Anyone who has ever started a business, or been involved in the creation of one, knows that branding is one of the most important and challenging exercises a fledgling company faces. Your idea might be a powerful one, but if it’s branded improperly it could fail before anyone even gives it a chance.
When considering the branding of your own nascent company, learn from others’ mistakes. Consider the following common pitfalls to which many brands -- including established ones that should know better -- have recently succumbed.
1. Choosing a bad name:
There are many ways the branding of a new endeavor can go awry, but choosing a bad name is a cardinal sin that unfortunately gets routinely committed. But what specifically makes a brand name bad?
- It’s difficult or confusing to pronounce.
Brand names which are difficult to pronounce do not inspire confidence in those who would seek to repeat them. Think of the last time you heard someone discuss the restaurant chain, Au Bon Pain, or the shoe company, Saucony. Most likely that person stumbled over the name or referred to it dismissively: “Oh bawn pen…or however you say it…” This is not the reaction your brand name should inspire in those exposed to it.
To be sure, difficult-to-pronounce names have not stopped companies like Au Bon Pain or Saucony from growing into successful businesses, but new brands with a lot to prove would be wise to choose names which are easily pronounced.
- It’s embarrassing to say.
It’s a simple fact that if your brand name is embarrassing to say, people are not going to want to say it. As a young brand, the last thing you want to do is make potential customers even less likely to repeat your name to others. Even diehard Apple fans rolled their eyes and laughed uncomfortably when the company launched the iPad, a product whose name sounded to many like that of a feminine-hygiene product.
- It’s impossible to remember.
Long names and those containing ambiguous descriptors, like “solutions” and “partners,” are generic and difficult to remember. At all costs, avoid naming your company something that blandly describes your service offerings. Just because you sell integrated marketing solutions, for example, does not mean your company should be named “Integrated Marketing Solutions, Inc.”
2. Imposing outlandish services, products or terms:
One of the surest ways to alienate users is to force them to purchase or subscribe to a service they don’t want.
A great example of this is the infamous Netflix/Qwikster debacle of 2011. By creating Qwikster, Netflix committed not one but two serious branding mistakes. Not only is the name “Qwikster” reminiscent of a defunct and outdated file sharing service from the early 2000s, but the service itself was not one for which Netflix’s customers had any need or desire. Why, when they could have streaming video and DVD delivery provided by one company, would Netflix customers rather pay separately for two services offered by two distinct websites?
Qwikster was a sloppy attempt to gloss over a huge price increase in Netflix’s service offerings.

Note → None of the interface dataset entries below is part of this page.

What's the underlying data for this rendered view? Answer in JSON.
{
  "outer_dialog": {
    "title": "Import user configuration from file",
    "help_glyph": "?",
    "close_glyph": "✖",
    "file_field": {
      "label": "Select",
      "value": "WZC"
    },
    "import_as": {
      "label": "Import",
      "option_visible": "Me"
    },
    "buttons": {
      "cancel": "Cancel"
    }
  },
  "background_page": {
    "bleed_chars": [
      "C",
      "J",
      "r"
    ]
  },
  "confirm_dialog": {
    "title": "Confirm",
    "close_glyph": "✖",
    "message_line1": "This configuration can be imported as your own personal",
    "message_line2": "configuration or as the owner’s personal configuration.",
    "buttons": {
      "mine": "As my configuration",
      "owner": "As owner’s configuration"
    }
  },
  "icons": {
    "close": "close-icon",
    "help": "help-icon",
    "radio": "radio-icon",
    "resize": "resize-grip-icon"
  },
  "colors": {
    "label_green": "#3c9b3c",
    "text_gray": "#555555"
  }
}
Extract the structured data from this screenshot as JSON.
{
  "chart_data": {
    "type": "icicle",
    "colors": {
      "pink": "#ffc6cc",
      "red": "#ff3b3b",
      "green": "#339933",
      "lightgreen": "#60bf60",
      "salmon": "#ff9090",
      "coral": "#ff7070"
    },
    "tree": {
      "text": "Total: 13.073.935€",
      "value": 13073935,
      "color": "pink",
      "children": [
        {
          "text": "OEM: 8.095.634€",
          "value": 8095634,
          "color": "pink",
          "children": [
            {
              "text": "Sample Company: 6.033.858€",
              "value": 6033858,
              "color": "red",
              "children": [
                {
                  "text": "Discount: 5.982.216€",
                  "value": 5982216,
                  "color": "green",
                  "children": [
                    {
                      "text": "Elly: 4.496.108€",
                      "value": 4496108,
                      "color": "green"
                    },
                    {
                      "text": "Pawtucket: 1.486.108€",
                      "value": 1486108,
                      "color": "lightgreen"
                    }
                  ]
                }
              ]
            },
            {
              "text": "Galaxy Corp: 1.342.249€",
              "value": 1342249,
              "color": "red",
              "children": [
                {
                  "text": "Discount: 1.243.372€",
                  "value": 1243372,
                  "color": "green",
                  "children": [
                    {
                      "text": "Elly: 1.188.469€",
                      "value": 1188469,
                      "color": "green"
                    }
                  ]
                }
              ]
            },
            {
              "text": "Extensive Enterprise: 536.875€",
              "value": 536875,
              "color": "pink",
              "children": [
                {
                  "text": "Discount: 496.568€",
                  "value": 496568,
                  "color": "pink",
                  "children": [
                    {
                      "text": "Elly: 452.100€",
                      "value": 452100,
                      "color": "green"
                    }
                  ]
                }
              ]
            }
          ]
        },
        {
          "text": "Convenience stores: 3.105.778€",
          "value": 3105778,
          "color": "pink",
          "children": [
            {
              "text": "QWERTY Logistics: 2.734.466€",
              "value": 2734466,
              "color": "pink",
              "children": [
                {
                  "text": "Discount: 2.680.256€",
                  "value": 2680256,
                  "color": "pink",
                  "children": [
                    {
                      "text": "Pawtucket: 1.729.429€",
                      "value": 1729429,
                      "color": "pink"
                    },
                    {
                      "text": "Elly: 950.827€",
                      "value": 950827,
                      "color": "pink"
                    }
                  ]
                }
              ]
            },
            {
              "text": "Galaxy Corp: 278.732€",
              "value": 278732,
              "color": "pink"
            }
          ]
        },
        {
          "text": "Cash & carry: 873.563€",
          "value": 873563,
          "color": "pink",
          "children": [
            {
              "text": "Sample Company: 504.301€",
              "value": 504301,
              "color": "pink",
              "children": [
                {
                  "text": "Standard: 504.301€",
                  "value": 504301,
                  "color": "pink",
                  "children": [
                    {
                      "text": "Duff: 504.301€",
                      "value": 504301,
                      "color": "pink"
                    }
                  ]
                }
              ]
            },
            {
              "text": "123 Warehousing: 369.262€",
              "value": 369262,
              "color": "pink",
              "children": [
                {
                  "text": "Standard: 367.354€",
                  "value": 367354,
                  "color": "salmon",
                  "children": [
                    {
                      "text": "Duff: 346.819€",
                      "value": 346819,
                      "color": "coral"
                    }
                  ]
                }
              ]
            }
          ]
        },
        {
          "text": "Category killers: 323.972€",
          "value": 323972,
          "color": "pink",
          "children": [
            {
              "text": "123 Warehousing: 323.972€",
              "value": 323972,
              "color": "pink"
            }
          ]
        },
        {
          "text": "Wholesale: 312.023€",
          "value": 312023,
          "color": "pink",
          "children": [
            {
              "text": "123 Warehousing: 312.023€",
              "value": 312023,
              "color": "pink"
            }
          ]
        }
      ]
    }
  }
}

The experiment went so badly that Netflix quickly reversed itself and reverted to a single brand, albeit one with separate streaming and DVD pricing plans.
It’s not always service or product changes that brands misguidedly try to force upon users. When Instagram recently implemented changes to its Terms of Service that users deemed unacceptable, the outrage was so pronounced that the photo-sharing service quickly backpedaled by apologizing for “confusing” terms that were misinterpreted by users.
3. Offending users:
With the creation of “Bic for Her” pens, Bic learned the hard way that (surprise!) consumers don’t take kindly to products which are perceived as condescending or patronizing. Bic’s pastel-colored pens created to meet the “unique” writing needs of the female gender sparked outrage and derision across the internet and represented a major branding blunder for the pen manufacturer.
Related: The Logo Mishaps of Giant Brands
It should go without saying that offending users is a one-way ticket to brand disaster.
What branding mistakes have you seen lately that should be avoided at all cost? Let us know in the comments below.
The author is an Entrepreneur contributor. The opinions expressed are those of the writer.
Alanna Francis is the Director of Marketing at Blue Fountain Media, a digital agency in New York City. Alanna leads a department of 18 marketers and consults with clients regarding digital strategy and online presence. Her writing has been featured in Mashable and Business2Community, as well as on Blue Fountain Media's blog, the ROI Factor.